In late September 2004, the psychologists, along with two colleagues from Rutgers, tested whether mortality exercises influenced whom voters would support in the upcoming presidential election. They conducted the study among 131 Rutgers undergraduates who said they were registered and planned to vote in November. The control group that completed a personality survey but did not do the mortality exercises favored Democrat John Kerry by four to one. That fit the pattern of student support at Rutgers. But the students who did the mortality exercises favored Bush by more than two to one.
AS OTHER psychologists tried to reproduce their results, Solomon, Greenberg and Pyszczynski made an important discovery. A German psychologist had his subjects pass judgment on prostitutes immediately after dwelling on their own death, and he found that their responses were no different from those of subjects who had not had to think about their own death. There was an important difference, however, between this experiment and the one in Tucson. Solomon, Greenberg and Pyszczynski had interposed a diversionary interval between the reminders of mortality and passing judgment on the prostitutes. And in subsequent experiments, they found that this interval was necessary for the mortality reminders to shape their subjects’ responses.
As a result, they drew a distinction between proximal and distal responses to mortality reminders. When people are reminded of their mortality, they might immediately respond, “Everyone has to die, but I have a long way to go,” or simply dismiss the thought as irrelevant to the present. That’s a proximal response, and it can blot out the immediate effect of a mortality reminder. But mortality reminders can linger on the edge of consciousness without the subject being aware of them, the way a passing thought during the day can linger and eventually provoke a dream at night. The mortality reminder can produce what the psychologists call a “distal defense,” which has no apparent logical connection to the mortality reminder. It can consist of a harsh moral judgment, or support for a charismatic politician.
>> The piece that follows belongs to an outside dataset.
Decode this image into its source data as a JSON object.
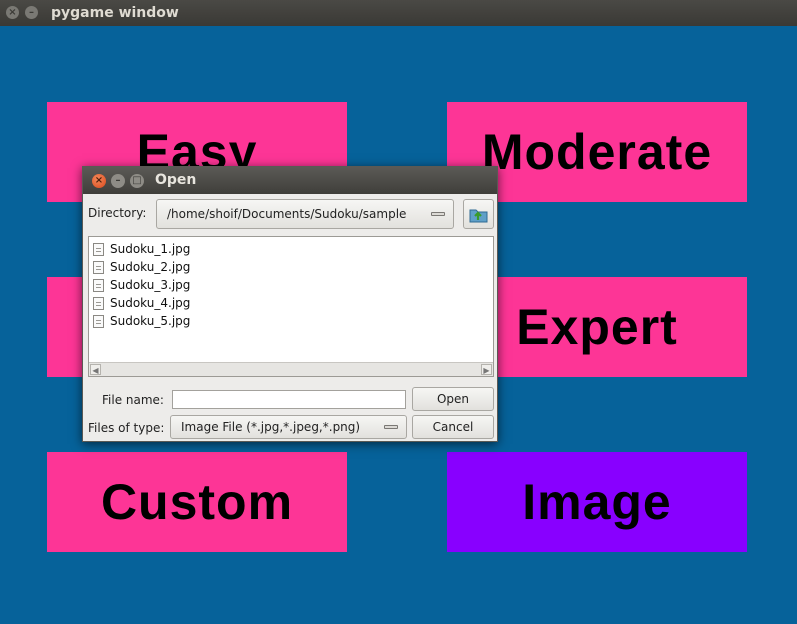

In The Worm at the Core, Solomon, Greenberg and Pyszczynski propose a theory to explain why mortality reminders can unconsciously trigger judgments like this. According to the psychologists, facing the realization that one’s life will inevitably end can produce terror and anxiety, but human beings keep these feelings at bay by imagining that they are valuable participants in a family, community, society or nation that provides either literal immortality (through the promise of eternal life) or symbolic immortality (though bearing children or making a lasting contribution to society). They accept a certain worldview that promises either literal or symbolic immortality. In the psychologists’ experiments, subjects faced with mortality reminders reaffirm their support for prevailing ideals of family, society and nation, and resist more strenuously any challenges they perceive to these specific ideals.